Staunton, July 27 – Forty years ago, Central Asian countries experienced only two or three 35 to 40 degree centigrade days each summer; now, they suffer from 15 to 20; and the World Bank projects that Turkmenistan alone will see its average temperature rise by more than five degrees centigrade by the end of this century.
Unless something is done, the heating up of the region as a result of climate change will have far greater and more negative consequences for the region than any other factor, Roman Vakulchuk, a specialist on the region at the Norwegian Institute of International Affairs (cabar.asia/ru/izmenenie-klimata-v-tsentralnoj-azii-tochka-nevozvrata-projdena).
This trend is leading to land degradation, water shortages, power shortages, rapid desertification, the collapse of infrastructure, and increased rates of some diseases, all of which threaten the societies of the region. But unfortunately, Vukalchuk says, these problems are receiving almost no attention from the scholarly community or the governments involved.
Over the last 30 years, not a single panel at any of the 1305 academic conferences devoted to Central Asia discussed climate problems, and only 33 articles about of a total of 13,488 articles in scholarly journals on Central Asia did so. Moreover, until recently, the governments in the region ignored the problems or assumed that they were not that serious.
Recently, there has been some recognition by the governments that the problems are serious and even that they require a regional rather than a country-by-country approach, but so far the academic communities in the region and abroad have generally failed to keep up or contribute to a resolution of the problems.

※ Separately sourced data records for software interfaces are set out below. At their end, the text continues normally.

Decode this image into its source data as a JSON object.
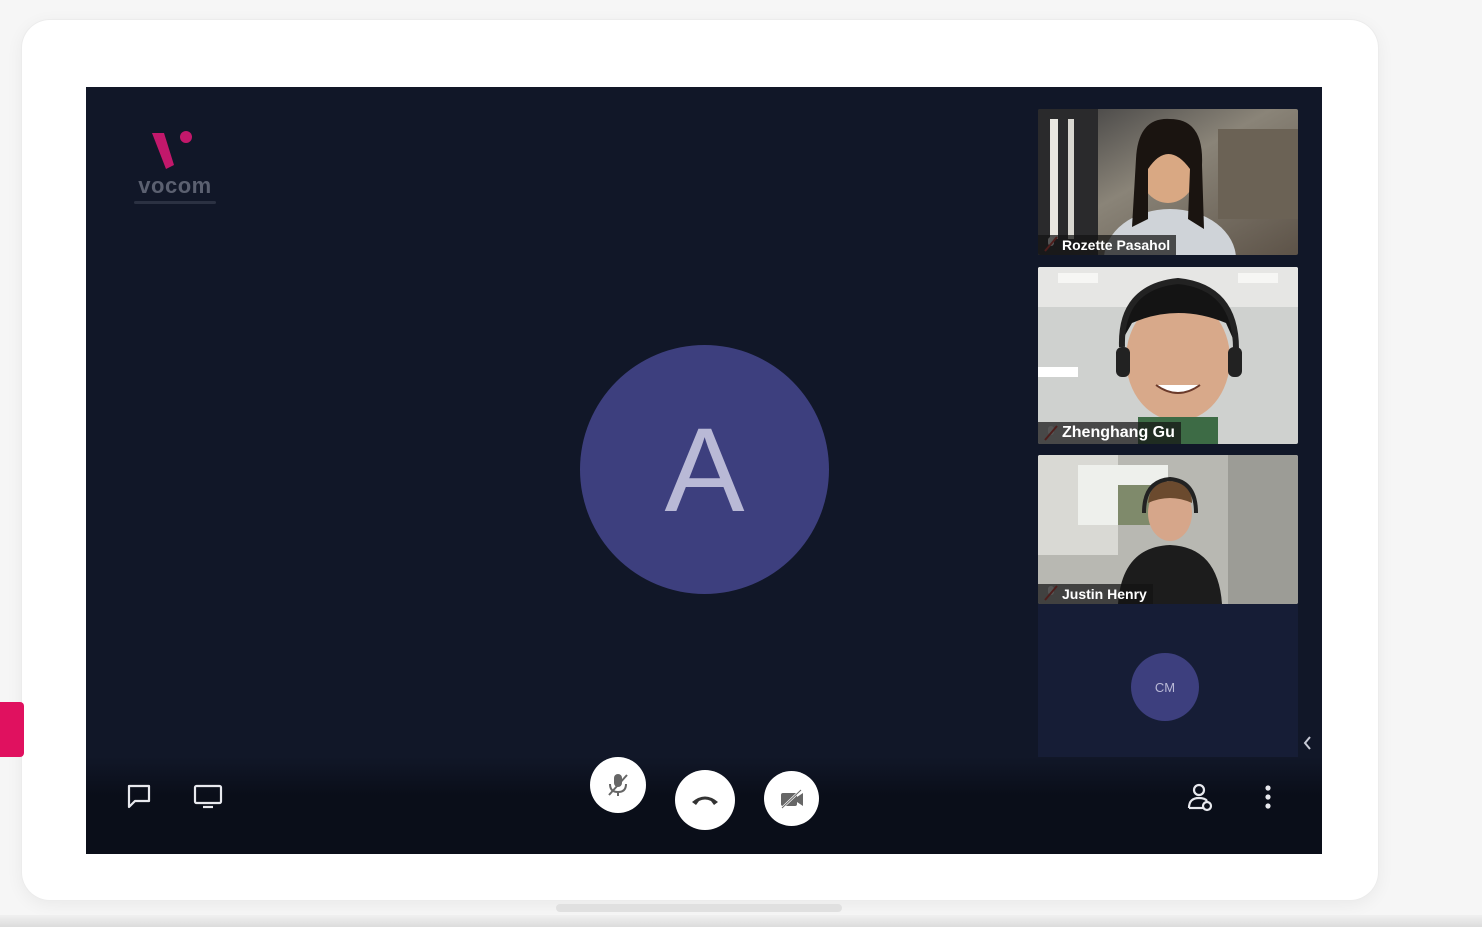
{
  "app": {
    "brand": "vocom",
    "accent_color": "#c2186b",
    "background_color": "#111728"
  },
  "main_participant": {
    "avatar_initial": "A",
    "avatar_color": "#3d3f7e"
  },
  "participants": [
    {
      "name": "Rozette Pasahol",
      "muted": true,
      "icon": "mic-off-icon"
    },
    {
      "name": "Zhenghang Gu",
      "muted": true,
      "icon": "mic-off-icon"
    },
    {
      "name": "Justin Henry",
      "muted": true,
      "icon": "mic-off-icon"
    },
    {
      "initials": "CM",
      "avatar_color": "#3d3f7e"
    }
  ],
  "toolbar": {
    "left": [
      "chat-icon",
      "screen-share-icon"
    ],
    "center": [
      "mic-off-icon",
      "hang-up-icon",
      "camera-off-icon"
    ],
    "right": [
      "participants-icon",
      "more-options-icon"
    ]
  }
}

If that continues, the future of Central Asia may be bleak not because of Islamist radicalism or terrorism or demography but because of climate change – and it is rapidly approaching the point, Vakulchuk says, where no one will be in a position to prevent a general disaster.